The election is about the only thing grabbing headlines at the moment; but after next week, the screams about the impending “fiscal cliff” will reach a deafening media roar.
If Congress doesn’t take action to come to an agreement in its budget negotiations, more than 30 million already cash-strapped American households could be hit with the Alternative Minimum Tax (AMT).
The election’s outcome is expected to serve well as an indicator of which party will have the most Congressional power in the discussions. But regardless of which Presidential candidate is elected, Americans’ taxes will go up if an agreement isn’t reached.
The Financial Services Roundtable urged lawmakers to “bridge over” the fiscal cliff to buy time to deal with more difficult issues surrounding taxes and spending.

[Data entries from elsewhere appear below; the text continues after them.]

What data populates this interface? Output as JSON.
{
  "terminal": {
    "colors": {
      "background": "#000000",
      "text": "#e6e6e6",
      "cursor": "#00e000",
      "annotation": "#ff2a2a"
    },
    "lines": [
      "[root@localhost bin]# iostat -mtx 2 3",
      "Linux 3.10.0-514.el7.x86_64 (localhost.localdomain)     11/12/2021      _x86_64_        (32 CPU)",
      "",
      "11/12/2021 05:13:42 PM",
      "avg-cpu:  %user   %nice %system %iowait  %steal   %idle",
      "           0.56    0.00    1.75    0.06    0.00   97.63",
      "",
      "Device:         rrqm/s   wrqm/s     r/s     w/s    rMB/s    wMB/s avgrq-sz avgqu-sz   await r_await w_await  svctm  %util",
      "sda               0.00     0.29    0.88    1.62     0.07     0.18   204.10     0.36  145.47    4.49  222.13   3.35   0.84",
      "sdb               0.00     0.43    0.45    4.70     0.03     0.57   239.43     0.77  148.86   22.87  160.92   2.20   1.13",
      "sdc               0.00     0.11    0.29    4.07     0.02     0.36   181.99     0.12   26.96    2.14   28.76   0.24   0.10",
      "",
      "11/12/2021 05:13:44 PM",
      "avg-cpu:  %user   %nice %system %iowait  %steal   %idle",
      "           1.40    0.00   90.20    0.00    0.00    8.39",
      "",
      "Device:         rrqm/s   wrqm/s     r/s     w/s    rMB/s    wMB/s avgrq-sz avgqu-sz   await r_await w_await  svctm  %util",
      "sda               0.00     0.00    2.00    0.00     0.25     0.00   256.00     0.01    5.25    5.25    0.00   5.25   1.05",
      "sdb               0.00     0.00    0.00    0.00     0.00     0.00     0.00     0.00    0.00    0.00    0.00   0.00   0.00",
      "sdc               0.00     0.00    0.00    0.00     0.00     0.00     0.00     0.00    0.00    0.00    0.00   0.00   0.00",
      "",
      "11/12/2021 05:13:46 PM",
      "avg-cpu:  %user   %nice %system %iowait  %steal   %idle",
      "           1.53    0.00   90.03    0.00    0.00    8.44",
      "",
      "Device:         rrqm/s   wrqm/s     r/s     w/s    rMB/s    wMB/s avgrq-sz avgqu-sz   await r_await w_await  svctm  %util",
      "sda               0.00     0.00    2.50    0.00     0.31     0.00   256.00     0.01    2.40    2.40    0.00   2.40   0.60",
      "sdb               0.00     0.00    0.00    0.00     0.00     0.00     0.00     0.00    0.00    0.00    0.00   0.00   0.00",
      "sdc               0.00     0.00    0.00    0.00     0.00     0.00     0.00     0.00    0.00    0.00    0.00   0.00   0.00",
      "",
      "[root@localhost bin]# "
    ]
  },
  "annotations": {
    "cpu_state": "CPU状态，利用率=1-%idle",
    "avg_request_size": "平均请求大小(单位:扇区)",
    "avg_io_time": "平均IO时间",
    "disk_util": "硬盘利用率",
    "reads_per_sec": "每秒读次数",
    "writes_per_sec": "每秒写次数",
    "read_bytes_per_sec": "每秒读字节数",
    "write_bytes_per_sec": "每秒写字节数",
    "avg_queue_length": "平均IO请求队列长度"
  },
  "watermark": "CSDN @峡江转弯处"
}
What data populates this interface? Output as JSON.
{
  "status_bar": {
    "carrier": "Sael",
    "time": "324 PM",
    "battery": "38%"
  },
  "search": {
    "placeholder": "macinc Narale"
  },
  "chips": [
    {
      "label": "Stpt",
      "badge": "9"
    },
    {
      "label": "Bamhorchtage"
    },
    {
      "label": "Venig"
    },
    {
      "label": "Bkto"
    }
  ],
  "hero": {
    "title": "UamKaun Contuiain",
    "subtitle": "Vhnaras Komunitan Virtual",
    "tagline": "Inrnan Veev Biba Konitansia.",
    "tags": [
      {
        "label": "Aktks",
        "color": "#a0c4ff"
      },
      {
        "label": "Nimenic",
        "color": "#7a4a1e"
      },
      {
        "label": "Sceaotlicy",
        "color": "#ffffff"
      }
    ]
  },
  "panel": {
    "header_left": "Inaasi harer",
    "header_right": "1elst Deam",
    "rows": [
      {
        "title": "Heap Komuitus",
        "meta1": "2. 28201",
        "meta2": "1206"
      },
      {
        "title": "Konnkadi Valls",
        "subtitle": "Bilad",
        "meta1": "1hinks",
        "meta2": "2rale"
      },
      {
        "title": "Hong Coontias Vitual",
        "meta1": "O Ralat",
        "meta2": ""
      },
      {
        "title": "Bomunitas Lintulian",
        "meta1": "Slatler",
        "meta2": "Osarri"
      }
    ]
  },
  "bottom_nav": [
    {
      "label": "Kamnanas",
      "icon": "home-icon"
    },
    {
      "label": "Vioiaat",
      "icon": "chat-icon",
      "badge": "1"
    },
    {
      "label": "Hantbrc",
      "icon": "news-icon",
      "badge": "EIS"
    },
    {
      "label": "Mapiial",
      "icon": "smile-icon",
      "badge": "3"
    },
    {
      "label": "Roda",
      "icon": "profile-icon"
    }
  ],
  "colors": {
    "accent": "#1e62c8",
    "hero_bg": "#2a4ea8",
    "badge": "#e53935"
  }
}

“The fiscal cliff is imposing a negative drag on business lending, hiring, spending and investment right now, despite the actual ‘cliff’ being over two months away,” Tim Pawlenty, president and CEO of the Roundtable wrote to lawmakers.